Sunday, March 12, 2017

Playing in the Genealogical Sandbox

It's tally time again: time to check my progress in each of four family trees I've been tackling, ever since participating in DNA testing programs promising the moon matches to distant cousins. While I haven't made stellar progress in the past two weeks, I have taken the time to experiment with some different approaches to muddling through those comparisons between distant cousins.

It's been rather eye opening to have the results of three siblings among the test results I now administer. Sometimes, it's just fun to play with the stats, graphs and charts—to explore and see what bounces to the forefront. It's purely observational window shopping, of course—I have no set protocol. I'm just a DNA Lookie-Loo right now.

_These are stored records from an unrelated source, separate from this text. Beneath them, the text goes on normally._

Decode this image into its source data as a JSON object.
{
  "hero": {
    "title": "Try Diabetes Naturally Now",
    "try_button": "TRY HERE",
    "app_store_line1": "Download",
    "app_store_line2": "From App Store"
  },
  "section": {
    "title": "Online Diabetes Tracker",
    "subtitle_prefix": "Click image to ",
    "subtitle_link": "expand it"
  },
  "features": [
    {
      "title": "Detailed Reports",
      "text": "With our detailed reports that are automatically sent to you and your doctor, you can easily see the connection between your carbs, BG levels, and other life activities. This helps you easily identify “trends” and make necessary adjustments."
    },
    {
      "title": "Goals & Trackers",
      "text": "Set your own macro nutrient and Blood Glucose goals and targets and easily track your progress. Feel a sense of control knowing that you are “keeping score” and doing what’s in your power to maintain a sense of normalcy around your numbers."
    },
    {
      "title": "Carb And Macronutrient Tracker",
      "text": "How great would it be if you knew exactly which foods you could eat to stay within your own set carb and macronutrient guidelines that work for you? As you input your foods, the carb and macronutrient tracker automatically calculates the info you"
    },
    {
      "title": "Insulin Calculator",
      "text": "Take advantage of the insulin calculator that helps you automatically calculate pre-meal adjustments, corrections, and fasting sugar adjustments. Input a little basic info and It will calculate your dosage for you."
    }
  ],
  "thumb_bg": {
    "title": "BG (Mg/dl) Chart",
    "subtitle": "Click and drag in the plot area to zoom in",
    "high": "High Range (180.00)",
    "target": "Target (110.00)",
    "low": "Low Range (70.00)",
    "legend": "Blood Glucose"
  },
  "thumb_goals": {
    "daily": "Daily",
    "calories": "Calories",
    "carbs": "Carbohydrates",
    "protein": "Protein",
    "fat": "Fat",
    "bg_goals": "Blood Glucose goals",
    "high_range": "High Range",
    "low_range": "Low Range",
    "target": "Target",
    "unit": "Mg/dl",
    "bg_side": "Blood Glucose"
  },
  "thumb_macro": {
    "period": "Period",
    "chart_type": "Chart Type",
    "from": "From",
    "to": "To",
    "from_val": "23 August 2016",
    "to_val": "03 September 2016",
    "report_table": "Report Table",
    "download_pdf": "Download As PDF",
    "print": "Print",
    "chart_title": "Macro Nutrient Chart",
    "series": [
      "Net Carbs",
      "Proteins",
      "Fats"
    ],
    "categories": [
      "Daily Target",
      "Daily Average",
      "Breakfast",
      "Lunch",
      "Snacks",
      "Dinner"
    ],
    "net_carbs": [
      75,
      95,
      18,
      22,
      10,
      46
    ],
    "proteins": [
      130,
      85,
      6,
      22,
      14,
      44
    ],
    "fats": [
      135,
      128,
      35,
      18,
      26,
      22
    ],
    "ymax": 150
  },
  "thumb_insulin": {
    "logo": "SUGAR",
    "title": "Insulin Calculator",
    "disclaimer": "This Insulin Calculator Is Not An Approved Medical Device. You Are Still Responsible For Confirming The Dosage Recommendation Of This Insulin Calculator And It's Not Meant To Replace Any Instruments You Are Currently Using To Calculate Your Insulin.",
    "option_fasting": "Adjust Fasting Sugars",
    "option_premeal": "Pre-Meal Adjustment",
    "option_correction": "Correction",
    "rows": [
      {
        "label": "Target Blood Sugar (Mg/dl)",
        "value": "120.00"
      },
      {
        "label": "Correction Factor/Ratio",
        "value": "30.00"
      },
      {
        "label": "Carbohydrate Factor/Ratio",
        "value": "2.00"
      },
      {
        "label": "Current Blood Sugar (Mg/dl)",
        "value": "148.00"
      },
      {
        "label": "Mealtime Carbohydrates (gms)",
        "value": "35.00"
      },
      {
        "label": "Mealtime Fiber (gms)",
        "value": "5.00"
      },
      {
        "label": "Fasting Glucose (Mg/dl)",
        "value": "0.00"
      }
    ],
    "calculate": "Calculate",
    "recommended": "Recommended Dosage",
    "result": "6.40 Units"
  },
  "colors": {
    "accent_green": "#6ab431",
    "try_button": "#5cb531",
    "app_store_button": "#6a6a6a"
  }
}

But some ideas are managing to seep through this dense gray matter of mine.

For instance, a while back, I had noticed that one of those siblings—my husband and his two sisters who had agreed to become part of my "science project"—matched someone from Ireland whose acquaintance I had made at a genealogical conference in southern California. I recognized his name instantly, and just as quickly wondered how I could have missed seeing that name in my husband's matches (which I had received a couple years earlier than his sisters' match lists).

I went back to see how I had missed such an obvious name. Nothing there.

Alright, I thought, I'll try his other sister's list. But there was nothing there showing a match with this person, either.

That's when I began examining the nuances between the test results of the three siblings. Fifty-fifty re-creations of their parents' DNA they might have been, but each child got a different mix in his or her own set of chromosomes.

We all know that, of course. It's not just intuitive—open your eyes and take a look at any set of siblings. They are obviously different, no matter how much they all sport that "family resemblance."

I started taking to this notion of comparing the numbers, each time one sibling had a match. I'd go back, see if the others also had that match, then compare how the numbers varied between the siblings. I suppose this approach would be roughly akin to a preparatory step before doing visual phasing. I'd get the same type of result—and definitely one full of much more detail—if I had just done the phasing process itself. But this is me, just playing around in the sandbox. I'm exploring what can be observed. Just looking around.

With each new match, I started comparing results between the three siblings. For each match, I took a closer look at all the numbers—estimated relationship, number of centiMorgans total, measure of longest block—between each sibling and that same specific match. I wanted to see who, of the three, seemed most closely related to that match—and if I could sort matches, then, by branches of the family.

Of course, with well over a thousand matches, this could be a tedious process. But I don't mind at this point. I'm starting with the new matches, as they add to the previous list. And I'm still setting my cut-off point at the relationship range of second to fourth cousin. If nothing else, it's giving me a sense of how the genetic segments come into play, between the various branches of my husband's family.

As far as those DNA matches go, things have seemed to slow down a bit, now that we've distanced ourselves from those insane sales offerings during the winter holidays and conferences. With the exception of 23andMe's "+one" sale offering right now (through March 31, and apparently only for those who are already customers), our DNA match juggernaut has de-escalated. My husband only gained twenty five new matches in the past two weeks, bringing his total matches to 1,173—as opposed to the 126 matches he had gained in the prior period.

My own DNA match list seems to have settled back to routine advances, too—although admittedly, I edged out my husband by gaining thirty three to end up at 1,858 matches. That's at Family Tree DNA. But AncestryDNA isn't gaining many matches, either. I've gained twelve to end at 474; my husband is up ten to finish at 226.

Just as much as our DNA match list has simmered down to paltry levels of increase, so has my progress at adding relatives to our family trees. Though my mother-in-law's tree is at a decent total of 10,534, I only added seventy three names—plus appropriate support documentation—in the past two weeks. On my own mother's tree, a little more vigorous effort brought 145 names to the list, but the overall count for that list is 9,674.

Perhaps the inspiration of having three siblings participate in this DNA project has had the side effect of boosting growth on their mother's tree. I might just have to twist some siblings' arms to catch up on my side of the family.


  1. I wrote about how I used visual phasing (there are links to Blaine Bettinger's post about the details) to do what you're talking about here. See Visual Phasing.

    1. Elizabeth, thanks for sharing the link to your post. Blaine's visual phasing articles were the instigation for my own "science project" for which my sisters in law agreed to test, so I do mean to try my hand at that, as well. Interesting to read your experience and see your graphics in that post.


Related Posts Plugin for WordPress, Blogger...